Extracted records

**********

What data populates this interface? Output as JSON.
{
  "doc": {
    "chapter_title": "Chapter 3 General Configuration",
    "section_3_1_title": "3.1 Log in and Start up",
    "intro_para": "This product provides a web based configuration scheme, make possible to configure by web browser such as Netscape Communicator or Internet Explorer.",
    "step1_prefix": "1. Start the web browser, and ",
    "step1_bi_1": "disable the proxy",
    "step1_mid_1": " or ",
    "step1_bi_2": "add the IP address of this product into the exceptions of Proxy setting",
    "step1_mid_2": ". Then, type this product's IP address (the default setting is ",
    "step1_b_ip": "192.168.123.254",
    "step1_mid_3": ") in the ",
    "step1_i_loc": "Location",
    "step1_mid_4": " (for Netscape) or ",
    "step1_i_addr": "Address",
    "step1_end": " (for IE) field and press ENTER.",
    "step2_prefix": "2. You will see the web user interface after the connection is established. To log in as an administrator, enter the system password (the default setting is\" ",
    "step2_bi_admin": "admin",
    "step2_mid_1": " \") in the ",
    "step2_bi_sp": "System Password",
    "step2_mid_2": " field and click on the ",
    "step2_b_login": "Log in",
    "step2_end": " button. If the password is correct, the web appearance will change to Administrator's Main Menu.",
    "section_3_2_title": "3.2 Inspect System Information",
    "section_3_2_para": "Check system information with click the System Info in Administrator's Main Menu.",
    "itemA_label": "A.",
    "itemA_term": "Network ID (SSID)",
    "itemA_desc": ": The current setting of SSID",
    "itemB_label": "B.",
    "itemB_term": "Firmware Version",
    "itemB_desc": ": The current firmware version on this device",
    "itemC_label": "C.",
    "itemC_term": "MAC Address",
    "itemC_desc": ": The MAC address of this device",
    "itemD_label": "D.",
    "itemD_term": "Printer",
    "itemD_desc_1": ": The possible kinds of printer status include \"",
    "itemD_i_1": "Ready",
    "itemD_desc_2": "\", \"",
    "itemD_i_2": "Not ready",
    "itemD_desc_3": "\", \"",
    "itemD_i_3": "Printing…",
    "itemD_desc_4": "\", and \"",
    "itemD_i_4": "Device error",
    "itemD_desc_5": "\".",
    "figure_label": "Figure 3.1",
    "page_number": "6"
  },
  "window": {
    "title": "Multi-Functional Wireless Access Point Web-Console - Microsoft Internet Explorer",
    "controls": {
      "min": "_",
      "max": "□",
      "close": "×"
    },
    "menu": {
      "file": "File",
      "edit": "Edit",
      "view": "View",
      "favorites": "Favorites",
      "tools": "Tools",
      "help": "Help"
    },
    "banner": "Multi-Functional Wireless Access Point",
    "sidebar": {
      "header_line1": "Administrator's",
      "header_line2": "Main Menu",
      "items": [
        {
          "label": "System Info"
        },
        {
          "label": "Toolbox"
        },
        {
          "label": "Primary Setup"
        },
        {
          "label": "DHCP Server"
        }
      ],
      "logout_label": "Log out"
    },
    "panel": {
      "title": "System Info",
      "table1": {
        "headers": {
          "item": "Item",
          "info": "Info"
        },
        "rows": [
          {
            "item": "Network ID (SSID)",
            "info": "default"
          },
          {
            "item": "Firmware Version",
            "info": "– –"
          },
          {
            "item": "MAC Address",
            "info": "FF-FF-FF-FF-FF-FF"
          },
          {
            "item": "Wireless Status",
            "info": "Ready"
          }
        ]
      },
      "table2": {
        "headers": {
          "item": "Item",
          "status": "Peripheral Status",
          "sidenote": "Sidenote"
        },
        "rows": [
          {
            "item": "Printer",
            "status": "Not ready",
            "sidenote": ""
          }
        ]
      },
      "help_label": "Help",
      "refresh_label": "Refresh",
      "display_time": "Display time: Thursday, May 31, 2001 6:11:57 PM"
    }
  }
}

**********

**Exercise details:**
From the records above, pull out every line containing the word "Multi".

**Solution below:**
    "title": "Multi-Functional Wireless Access Point Web-Console - Microsoft Internet Explorer",
    "banner": "Multi-Functional Wireless Access Point",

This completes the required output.